As teachers go, this Patagonia t-shirt is probably the most taciturn that I’ve seen. The simple two word mandate, however, resonated with me like a tuning fork. In spite of the fact that I typically have little patience for preachy gear: those “Life is Good” tire covers push me to the brink.
To preemptively answer your first question: no, I’m not trading in my material possessions for orange robes and sandals. There are still some few things that I want, and fewer still that I need. What a summer of introspection has afforded me, however, is an opportunity to rethink that fine line. To reassess all that is currently considered necessary, and to dispatch some that is determined not to be.

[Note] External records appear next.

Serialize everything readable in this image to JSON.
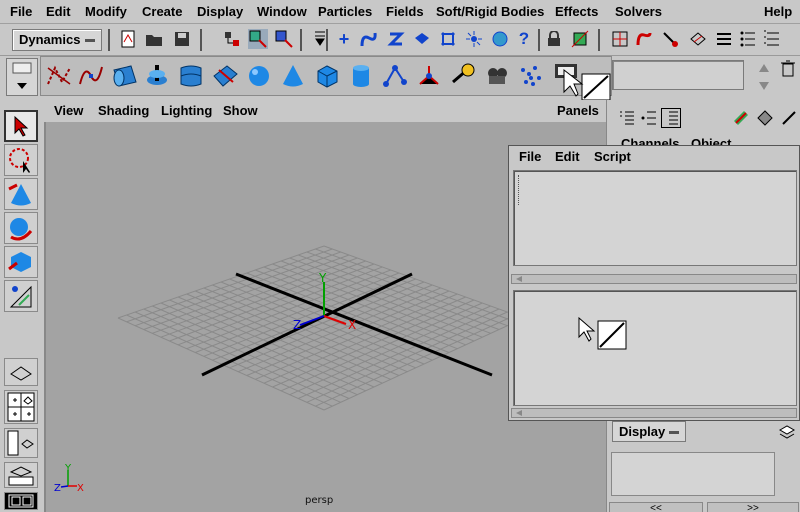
{
  "menubar": {
    "items": [
      "File",
      "Edit",
      "Modify",
      "Create",
      "Display",
      "Window",
      "Particles",
      "Fields",
      "Soft/Rigid Bodies",
      "Effects",
      "Solvers"
    ],
    "help": "Help"
  },
  "toolbar": {
    "menuset": "Dynamics",
    "icons": [
      "new-scene-icon",
      "open-scene-icon",
      "save-scene-icon",
      "select-by-hierarchy-icon",
      "select-by-object-icon",
      "select-by-component-icon",
      "snap-to-grid-icon",
      "snap-to-curve-icon",
      "snap-to-point-icon",
      "snap-to-plane-icon",
      "make-live-icon",
      "history-icon",
      "render-icon",
      "ipr-render-icon",
      "help-icon",
      "lock-icon",
      "input-ops-icon",
      "output-ops-icon"
    ]
  },
  "shelf": {
    "icons": [
      "curve-tool-icon",
      "ep-curve-icon",
      "extrude-icon",
      "revolve-icon",
      "loft-icon",
      "planar-icon",
      "sphere-icon",
      "cone-icon",
      "cube-icon",
      "cylinder-icon",
      "joint-tool-icon",
      "ik-handle-icon",
      "light-icon",
      "camera-icon",
      "particle-icon",
      "drag-cursor-icon"
    ]
  },
  "panel": {
    "menus": [
      "View",
      "Shading",
      "Lighting",
      "Show"
    ],
    "panels": "Panels",
    "camera": "persp"
  },
  "channel_box": {
    "tabs": [
      "Channels",
      "Object"
    ],
    "display": "Display",
    "buttons": [
      "<<",
      ">>"
    ]
  },
  "script_editor": {
    "menus": [
      "File",
      "Edit",
      "Script"
    ]
  },
  "axes": {
    "x": "X",
    "y": "Y",
    "z": "Z"
  },
  "colors": {
    "x_axis": "#e00000",
    "y_axis": "#00a000",
    "z_axis": "#0000d0",
    "viewport": "#a3a3a3"
  }
}
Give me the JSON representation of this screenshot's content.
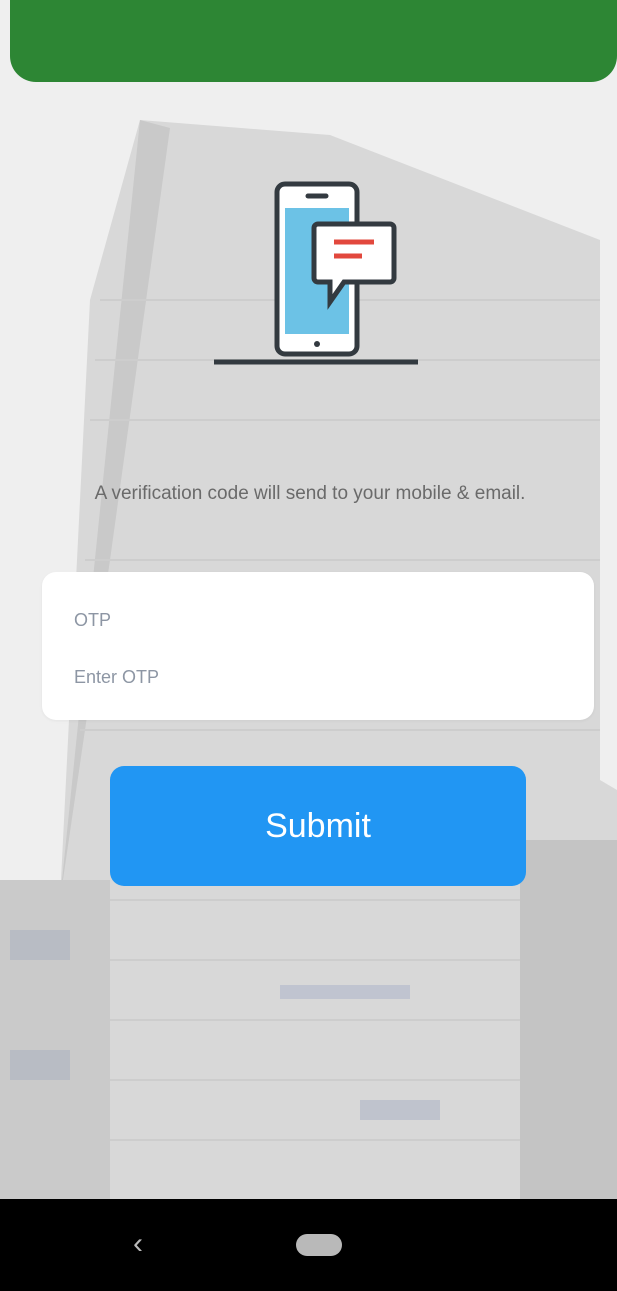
{
  "header": {
    "color": "#2d8634"
  },
  "illustration": {
    "icon": "phone-message-icon"
  },
  "message": {
    "text": "A verification code will send to your mobile & email."
  },
  "otp_field": {
    "label": "OTP",
    "placeholder": "Enter OTP",
    "value": ""
  },
  "submit_button": {
    "label": "Submit",
    "color": "#2196f3"
  },
  "nav_bar": {
    "back_glyph": "‹"
  }
}
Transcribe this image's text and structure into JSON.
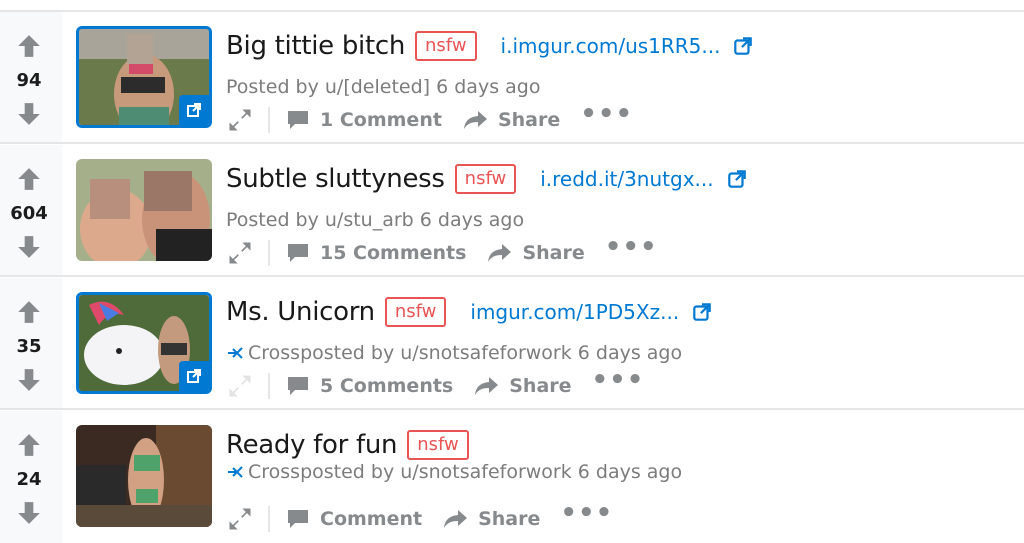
{
  "posts": [
    {
      "score": "94",
      "title": "Big tittie bitch",
      "tag": "nsfw",
      "domain": "i.imgur.com/us1RR5...",
      "meta": "Posted by u/[deleted] 6 days ago",
      "crosspost": false,
      "comments": "1 Comment",
      "share": "Share",
      "more": "•••"
    },
    {
      "score": "604",
      "title": "Subtle sluttyness",
      "tag": "nsfw",
      "domain": "i.redd.it/3nutgx...",
      "meta": "Posted by u/stu_arb 6 days ago",
      "crosspost": false,
      "comments": "15 Comments",
      "share": "Share",
      "more": "•••"
    },
    {
      "score": "35",
      "title": "Ms. Unicorn",
      "tag": "nsfw",
      "domain": "imgur.com/1PD5Xz...",
      "meta": "Crossposted by u/snotsafeforwork 6 days ago",
      "crosspost": true,
      "comments": "5 Comments",
      "share": "Share",
      "more": "•••"
    },
    {
      "score": "24",
      "title": "Ready for fun",
      "tag": "nsfw",
      "domain": "",
      "meta": "Crossposted by u/snotsafeforwork 6 days ago",
      "crosspost": true,
      "comments": "Comment",
      "share": "Share",
      "more": "•••"
    }
  ],
  "colors": {
    "accent": "#0079d3",
    "nsfw": "#e95455",
    "muted": "#878a8c"
  },
  "icons": [
    "upvote-arrow-icon",
    "downvote-arrow-icon",
    "external-link-icon",
    "expand-icon",
    "comment-icon",
    "share-icon",
    "crosspost-icon"
  ]
}
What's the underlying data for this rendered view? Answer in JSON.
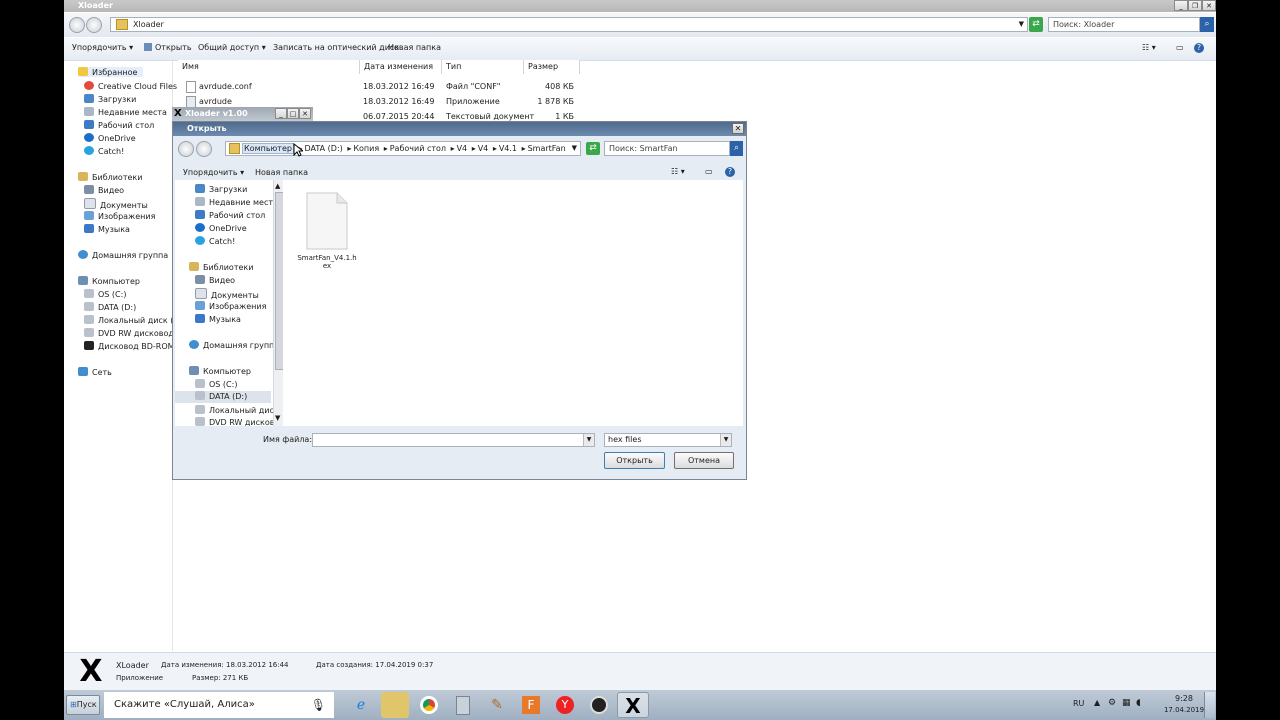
{
  "explorer": {
    "title": "Xloader",
    "address": "Xloader",
    "search_placeholder": "Поиск: Xloader",
    "toolbar": {
      "organize": "Упорядочить",
      "open": "Открыть",
      "share": "Общий доступ",
      "burn": "Записать на оптический диск",
      "new_folder": "Новая папка"
    },
    "nav": {
      "favorites": "Избранное",
      "fav_items": [
        "Creative Cloud Files",
        "Загрузки",
        "Недавние места",
        "Рабочий стол",
        "OneDrive",
        "Catch!"
      ],
      "libraries": "Библиотеки",
      "lib_items": [
        "Видео",
        "Документы",
        "Изображения",
        "Музыка"
      ],
      "homegroup": "Домашняя группа",
      "computer": "Компьютер",
      "comp_items": [
        "OS (C:)",
        "DATA (D:)",
        "Локальный диск (E:)",
        "DVD RW дисковод (F",
        "Дисковод BD-ROM (H"
      ],
      "network": "Сеть"
    },
    "columns": {
      "name": "Имя",
      "date": "Дата изменения",
      "type": "Тип",
      "size": "Размер"
    },
    "files": [
      {
        "name": "avrdude.conf",
        "date": "18.03.2012 16:49",
        "type": "Файл \"CONF\"",
        "size": "408 КБ"
      },
      {
        "name": "avrdude",
        "date": "18.03.2012 16:49",
        "type": "Приложение",
        "size": "1 878 КБ"
      },
      {
        "name": "",
        "date": "06.07.2015 20:44",
        "type": "Текстовый документ",
        "size": "1 КБ"
      }
    ],
    "details": {
      "name": "XLoader",
      "kind": "Приложение",
      "modified_label": "Дата изменения: 18.03.2012 16:44",
      "created_label": "Дата создания: 17.04.2019 0:37",
      "size_label": "Размер: 271 КБ"
    }
  },
  "xloader_window": {
    "title": "Xloader v1.00"
  },
  "dialog": {
    "title": "Открыть",
    "breadcrumb": [
      "Компьютер",
      "DATA (D:)",
      "Копия",
      "Рабочий стол",
      "V4",
      "V4",
      "V4.1",
      "SmartFan"
    ],
    "search_placeholder": "Поиск: SmartFan",
    "toolbar": {
      "organize": "Упорядочить",
      "new_folder": "Новая папка"
    },
    "nav": {
      "fav_items": [
        "Загрузки",
        "Недавние места",
        "Рабочий стол",
        "OneDrive",
        "Catch!"
      ],
      "libraries": "Библиотеки",
      "lib_items": [
        "Видео",
        "Документы",
        "Изображения",
        "Музыка"
      ],
      "homegroup": "Домашняя группа",
      "computer": "Компьютер",
      "comp_items": [
        "OS (C:)",
        "DATA (D:)",
        "Локальный диск (",
        "DVD RW дисковод"
      ]
    },
    "file": {
      "name": "SmartFan_V4.1.hex"
    },
    "filename_label": "Имя файла:",
    "filename_value": "",
    "filter": "hex files",
    "open_button": "Открыть",
    "cancel_button": "Отмена"
  },
  "taskbar": {
    "start": "Пуск",
    "search_text": "Скажите «Слушай, Алиса»",
    "lang": "RU",
    "time": "9:28",
    "date": "17.04.2019"
  }
}
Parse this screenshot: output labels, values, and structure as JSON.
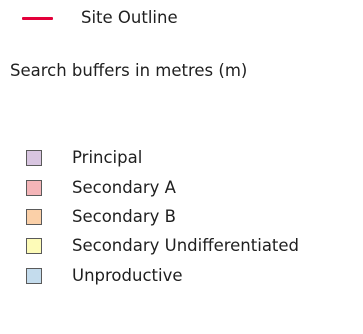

Persuasive as the shirt was, it was also preaching to the converted. Or partially converted, if you prefer. Even my most ardent critics (think ex-girlfriends) would admit, I think, that I’m not a tremendously complicated individual. What you see is usually what you get. My interests are few, if obsessively followed (ahem). Nor – apart from computers that I spend a great deal of time working on – am I overly occupied with material possessions.
Even so, Paul Graham is right: like everyone else, I’ve got too much stuff. In case the point was up for debate, I’ve survived for a summer with access to but a car’s worth of my own gear: a single duffel bag of clothes (explains a lot, doesn’t it?), a few computers (only one of which I use heavily), and my fishing gear (lord knows I haven’t need this). The first thing I plan to do upon returning to Denver, then, is divesting myself of whatever material goods I can do without. Clothes to goodwill, unused computers repurposed and rehomed, boxes of junk sent to wherever junk goes, and various other redundancies (including my home theater system?) to Craigslist. The books alone will survive unmolested.
I have no intention of turning into one of those unhappy millionaires of Sillicon Valley, although I wouldn’t mind turning into a happy millionaire who splits time between Denver and Maine. Many will read that article to emerge disgusted with the absurdity of their “plight,” but I lived in New York City after my graduation and saw firsthand how similar peer pressures reshaped good friends of mine. Often dramatically. My own inertia seemed to grant me something of an immunity; dressing nicely takes work, after all.
Several years ago, I happened across a copy of Westchester Magazine at an IBM conference, and it detailed one of the most ridiculous cases of keeping up with the Jones’ I’ve ever heard. A housewife, intent on retaining their home’s title as largest in the neighborhood, actually visited city hall to get copies of the plans for a neighbor’s addition: and promptly built her own 25 sq feet bigger.
Point is, people are crazy. Or can be, given the opportunity.
Keeping it simple, of course, is not a 100% effective vaccine for the green disease. Nor is the simple dictum likely to be of much assistance in navigating a world populated by an exponentially growing volume of stuff.
But simple’s worked all right for me thus far, and I think it’ll keep me happier as I work towards the things I “need”: a place on the water and a boat. With those two things, I think I could live very simply indeed.